Sandblom, Erik, Djordjevic, Brankica, Sundh, Henrik, Seth, Henrik, Sundell, Kristina, Lines, Jeffrey A., Kiessling, Anders
Aquaculture 2012 v.344-349 pp. 135-140
Salvelinus alpinus, aquaculture, blood pressure, cannulas, cardiac arrest, cortisol, death, dose response, electric field, exposure duration, fish, heart rate, hemorrhage, hypertension, industry, ischemia, stress response
Electric field exposure is used to stun or immobilize fish prior to slaughter in the aquaculture industry and for field sampling purposes (i.e. electrofishing), but the physiological response of fish to this exposure is incompletely understood. In this paper we report on changes in blood pressure, heart and ventilation rates, and hematological variables in chronically cannulated Arctic char (Salvelinus alpinus) in response to exposure to an electric field of 4V/cm (125Hz) for 5 and 30s. Both durations of exposure resulted in a brief (total duration: 5.2 to 6.0s, respectively) four-fold blood pressure increase above resting levels. The 5s exposure was followed by a period of cardiac and ventilatory arrest (for 35 and 176s on average, respectively), but cardioventilatory activity recovered in ten out of eleven fish. Nevertheless, signs of systemic stress responses were evident after the exposure. These included moderate hypertension, increased ventilation amplitude, increased plasma cortisol levels and altered hydromineral balance. After the 30s exposure, cardiac activity initially appeared to recover, but subsequently declined. Ventilation did not recover. It is suggested that circulatory failure due to cardiac ischemia resulting from ventilatory failure; rather than instantaneous and irrecoverable cardiac arrest from the electric field exposure per se, is the ultimate cause of death in fish that fail to recover from exposure to an electric field in water.
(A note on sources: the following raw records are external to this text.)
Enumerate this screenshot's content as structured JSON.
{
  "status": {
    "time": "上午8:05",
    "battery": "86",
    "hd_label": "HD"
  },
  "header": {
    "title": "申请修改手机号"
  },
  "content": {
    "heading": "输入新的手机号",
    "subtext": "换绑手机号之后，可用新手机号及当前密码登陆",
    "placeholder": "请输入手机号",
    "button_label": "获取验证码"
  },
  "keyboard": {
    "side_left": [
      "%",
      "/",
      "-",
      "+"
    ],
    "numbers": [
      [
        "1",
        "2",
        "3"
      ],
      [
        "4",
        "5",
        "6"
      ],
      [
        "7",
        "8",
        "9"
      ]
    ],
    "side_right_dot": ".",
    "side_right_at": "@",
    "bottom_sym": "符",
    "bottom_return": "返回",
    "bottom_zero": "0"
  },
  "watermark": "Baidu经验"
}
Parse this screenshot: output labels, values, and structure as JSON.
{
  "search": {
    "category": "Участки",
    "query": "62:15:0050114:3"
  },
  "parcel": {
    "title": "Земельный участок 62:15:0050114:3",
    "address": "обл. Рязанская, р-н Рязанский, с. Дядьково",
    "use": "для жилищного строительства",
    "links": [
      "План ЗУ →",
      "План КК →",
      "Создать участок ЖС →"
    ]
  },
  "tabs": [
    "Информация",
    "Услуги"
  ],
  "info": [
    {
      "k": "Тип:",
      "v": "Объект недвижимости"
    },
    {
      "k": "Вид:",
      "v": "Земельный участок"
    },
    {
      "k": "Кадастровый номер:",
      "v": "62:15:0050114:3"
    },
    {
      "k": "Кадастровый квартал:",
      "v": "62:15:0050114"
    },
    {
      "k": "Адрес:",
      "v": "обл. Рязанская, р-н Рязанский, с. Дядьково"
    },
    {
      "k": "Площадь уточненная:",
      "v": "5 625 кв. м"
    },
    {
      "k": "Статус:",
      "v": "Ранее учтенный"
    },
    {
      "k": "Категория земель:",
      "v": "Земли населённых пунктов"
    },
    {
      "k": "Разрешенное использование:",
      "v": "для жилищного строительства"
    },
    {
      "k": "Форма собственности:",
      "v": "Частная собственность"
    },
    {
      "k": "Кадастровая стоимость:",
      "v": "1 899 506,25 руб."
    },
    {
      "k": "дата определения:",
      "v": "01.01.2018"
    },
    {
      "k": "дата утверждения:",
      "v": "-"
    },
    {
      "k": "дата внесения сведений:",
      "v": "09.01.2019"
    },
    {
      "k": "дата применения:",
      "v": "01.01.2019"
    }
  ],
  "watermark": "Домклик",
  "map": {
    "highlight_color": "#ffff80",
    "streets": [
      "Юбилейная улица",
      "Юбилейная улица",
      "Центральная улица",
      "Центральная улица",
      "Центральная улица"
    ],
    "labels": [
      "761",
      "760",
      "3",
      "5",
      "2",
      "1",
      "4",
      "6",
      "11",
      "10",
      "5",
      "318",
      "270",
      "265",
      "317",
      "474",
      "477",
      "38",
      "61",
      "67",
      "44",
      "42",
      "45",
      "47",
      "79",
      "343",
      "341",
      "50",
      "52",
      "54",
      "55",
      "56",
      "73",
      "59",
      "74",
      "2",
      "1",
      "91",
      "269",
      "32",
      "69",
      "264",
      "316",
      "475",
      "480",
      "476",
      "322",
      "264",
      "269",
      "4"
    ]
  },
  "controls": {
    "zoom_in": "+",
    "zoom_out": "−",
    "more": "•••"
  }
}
The brief dramatic hypertension observed in char may partly explain the haemorrhages that are frequently observed in electrically stunned fish of some species.